That fun, joy and colour matters a lot to Hildebrand, which shows both in his own music and the words he chooses to describe the music on his playlist: Pavement are “simultaneously taking the piss and being entirely earnest”; Ween are “like a couple of friends trying to entertain each other”; Faust could “involve Benny Hill at any moment”; Gold Chains is “joyous” and “delirious”; and Flipper are “gloriously stupid.” When I say that “O Superman” was the serial killer Dennis Nilsen’s favourite song, Hildebrand says “I can’t blame him – it’s magnificent. So weird and yet so simple.”

Humour’s incredibly important to me, really central to who I am,” he continues. “To be honest I’m more surprised when art doesn’t have an element of humour to it.” I ask him about the way he titles his music (recent tracks include “The Hotel Receptionist Was Checking Me Out” and “No Noose is Good Noose”), to which he extols their importance. “They’re like a filter or a guide for the listener, especially for experimental music, and doubly so for instrumental music. You can give the listener permission to have fun, let them know that this music was created in a spirit of playfulness; or you can go the other way and aim for serious pondering of weighty issues.”  And as prolific as he is, Hildebrand says his creative process isn’t exactly serious either, but I suspect reflects that of more musicians than maybe care to admit it: “Every now and then I will find half an hour or 40 minutes when the kids are at school or otherwise busy and I’m not on a work deadline, and I will grab my pile of effects pedals and my little mixing board and drag them onto the floor of my little office space, along with my laptop and sometimes an old kids’ keyboard.
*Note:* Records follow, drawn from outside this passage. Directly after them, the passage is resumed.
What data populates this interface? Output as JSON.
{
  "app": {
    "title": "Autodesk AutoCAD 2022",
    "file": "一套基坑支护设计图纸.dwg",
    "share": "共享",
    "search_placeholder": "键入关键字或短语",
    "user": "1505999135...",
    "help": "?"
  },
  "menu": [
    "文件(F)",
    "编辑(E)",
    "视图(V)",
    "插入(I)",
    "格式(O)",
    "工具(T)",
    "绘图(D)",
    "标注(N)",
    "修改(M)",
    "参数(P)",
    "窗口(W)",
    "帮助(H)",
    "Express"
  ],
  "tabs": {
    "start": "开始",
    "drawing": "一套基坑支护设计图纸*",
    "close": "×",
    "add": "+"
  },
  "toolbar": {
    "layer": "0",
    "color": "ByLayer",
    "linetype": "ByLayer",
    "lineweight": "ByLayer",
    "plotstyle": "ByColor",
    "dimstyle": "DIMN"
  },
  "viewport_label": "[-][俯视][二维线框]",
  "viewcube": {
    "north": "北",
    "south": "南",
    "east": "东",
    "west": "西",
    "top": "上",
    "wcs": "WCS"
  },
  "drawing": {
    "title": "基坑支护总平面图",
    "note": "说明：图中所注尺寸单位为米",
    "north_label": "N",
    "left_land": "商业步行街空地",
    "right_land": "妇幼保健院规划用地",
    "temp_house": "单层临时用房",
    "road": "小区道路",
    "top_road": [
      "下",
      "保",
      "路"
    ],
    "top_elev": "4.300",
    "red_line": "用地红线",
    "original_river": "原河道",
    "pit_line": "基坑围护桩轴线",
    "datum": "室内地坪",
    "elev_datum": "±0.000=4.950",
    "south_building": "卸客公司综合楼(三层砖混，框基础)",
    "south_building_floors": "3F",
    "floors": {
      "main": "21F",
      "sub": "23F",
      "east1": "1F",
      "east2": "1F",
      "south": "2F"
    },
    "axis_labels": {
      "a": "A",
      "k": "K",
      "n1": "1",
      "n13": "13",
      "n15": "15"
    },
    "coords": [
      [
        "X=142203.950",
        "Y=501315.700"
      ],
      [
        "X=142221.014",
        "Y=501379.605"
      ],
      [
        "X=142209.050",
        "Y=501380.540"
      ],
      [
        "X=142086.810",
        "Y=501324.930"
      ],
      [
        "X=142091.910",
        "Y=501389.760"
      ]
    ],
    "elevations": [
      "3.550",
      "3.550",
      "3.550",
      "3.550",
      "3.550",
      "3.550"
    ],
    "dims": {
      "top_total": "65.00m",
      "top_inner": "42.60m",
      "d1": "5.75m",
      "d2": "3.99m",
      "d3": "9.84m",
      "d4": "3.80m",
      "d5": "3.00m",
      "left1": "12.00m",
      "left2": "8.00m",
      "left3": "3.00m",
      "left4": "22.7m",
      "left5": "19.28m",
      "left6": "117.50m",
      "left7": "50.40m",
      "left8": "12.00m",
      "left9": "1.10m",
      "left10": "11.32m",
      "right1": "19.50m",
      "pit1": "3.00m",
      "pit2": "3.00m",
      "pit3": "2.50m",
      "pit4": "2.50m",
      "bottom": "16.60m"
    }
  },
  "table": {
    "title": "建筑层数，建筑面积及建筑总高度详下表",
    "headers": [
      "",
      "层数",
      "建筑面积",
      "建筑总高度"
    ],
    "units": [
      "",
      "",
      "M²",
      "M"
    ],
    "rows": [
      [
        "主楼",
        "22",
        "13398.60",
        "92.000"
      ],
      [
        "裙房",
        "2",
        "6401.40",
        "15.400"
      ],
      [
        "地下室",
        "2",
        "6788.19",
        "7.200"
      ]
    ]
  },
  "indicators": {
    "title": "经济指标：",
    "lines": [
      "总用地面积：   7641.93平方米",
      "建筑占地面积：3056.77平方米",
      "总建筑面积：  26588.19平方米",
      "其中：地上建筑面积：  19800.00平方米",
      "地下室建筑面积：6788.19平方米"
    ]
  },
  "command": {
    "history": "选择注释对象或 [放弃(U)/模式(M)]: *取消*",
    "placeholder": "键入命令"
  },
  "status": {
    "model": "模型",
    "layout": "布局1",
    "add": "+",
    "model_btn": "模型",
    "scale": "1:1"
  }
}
This is all done with headphones on so as not to irritate my family or our neighbours with a new-born baby… I just leave things running for a couple of minutes, try to play little synth lines through the mixer at the same time as it’s feeding back on itself, or otherwise experiment with beats or things [and] that’s basically it.”